You are here

Unison launches judicial review of NHS reform

25 August 2010

Public service union Unison has applied for judicial review, claiming the government is failing to consult properly about its radical proposals for reform of the NHS.

The union claims that health secretary Andrew Lansley’s White Paper published in July, which would give GPs much greater control over services, amounted to the most fundamental changes to the way the NHS operated since it was created.

A spokeswoman for Unison said that the day after the White Paper was published NHS chief executive Sir David Nicholson wrote to all NHS chief executives asking them to start implementing the proposals immediately.

In its application for judicial review, lodged at the High Court earlier this week, Unison argued that the NHS constitution gave the public the right to be consulted and the partnership agreement between the Department of Health and unions provided for early discussion and dialogue.

The union further argued that there was a ‘legitimate expectation’ that the proposals would be subject to consultation and section 242 of the NHS Act put all NHS bodies under a duty to consult.

A spokeswoman for the NHS said: “The government is engaging fully with the public, healthcare professionals, local authorities and unions on how its proposals will be implemented.

“The government has already launched public consultations, on specific elements of the White Paper, and further documents will be published this year.

“NHS chief executive, David Nicholson, has written to encourage the NHS to begin locally led consultations and take first steps on the implementation of the White Paper, without pre-empting the wider consultation.”

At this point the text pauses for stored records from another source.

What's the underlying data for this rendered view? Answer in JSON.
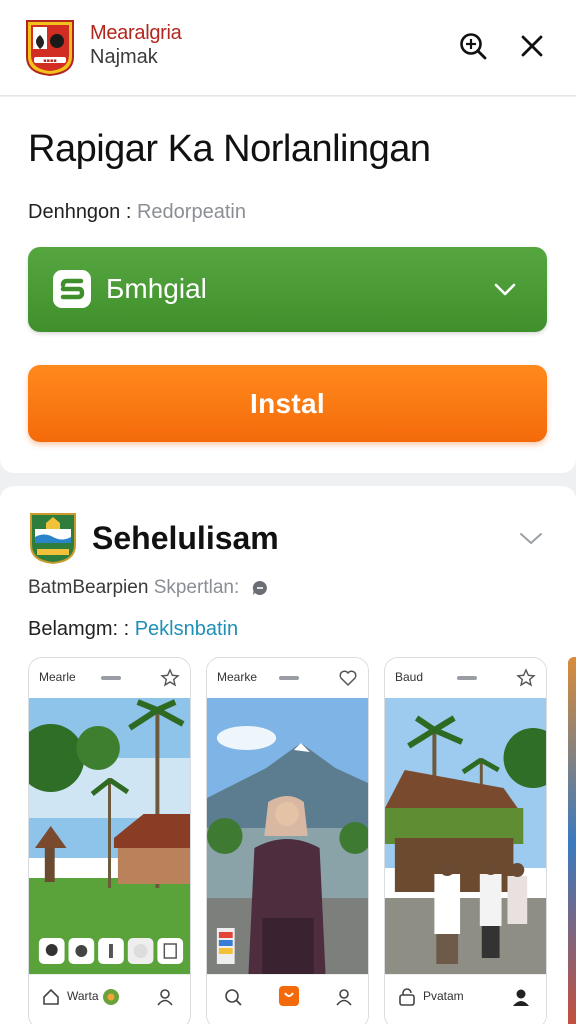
{
  "header": {
    "brand_line1": "Mearalgria",
    "brand_line2": "Najmak",
    "logo_icon": "flag-crest-icon",
    "search_icon": "search-icon",
    "close_icon": "close-icon"
  },
  "main": {
    "title": "Rapigar Ka Norlanlingan",
    "meta_label": "Denhngon :",
    "meta_value": "Redorpeatin",
    "select": {
      "icon": "app-badge-icon",
      "label": "Бmhgial"
    },
    "install_label": "Instal"
  },
  "section": {
    "name": "Sehelulisam",
    "row1_label": "BatmBearpien",
    "row1_value": "Skpertlan:",
    "row2_label": "Belamgm: :",
    "row2_link": "Peklsnbatin"
  },
  "screens": [
    {
      "top_label": "Mearle",
      "bottom_label": "Warta",
      "top_icon": "star-icon"
    },
    {
      "top_label": "Mearke",
      "bottom_label": "",
      "top_icon": "heart-icon"
    },
    {
      "top_label": "Baud",
      "bottom_label": "Pvatam",
      "top_icon": "share-icon"
    }
  ],
  "colors": {
    "green": "#4a9a36",
    "orange": "#f57a12",
    "link": "#1f8fb8",
    "brand_red": "#b3261e"
  }
}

Leigh Day & Co is acting for Unison.

Categorised in:

Trade Divorce Vulnerable Clients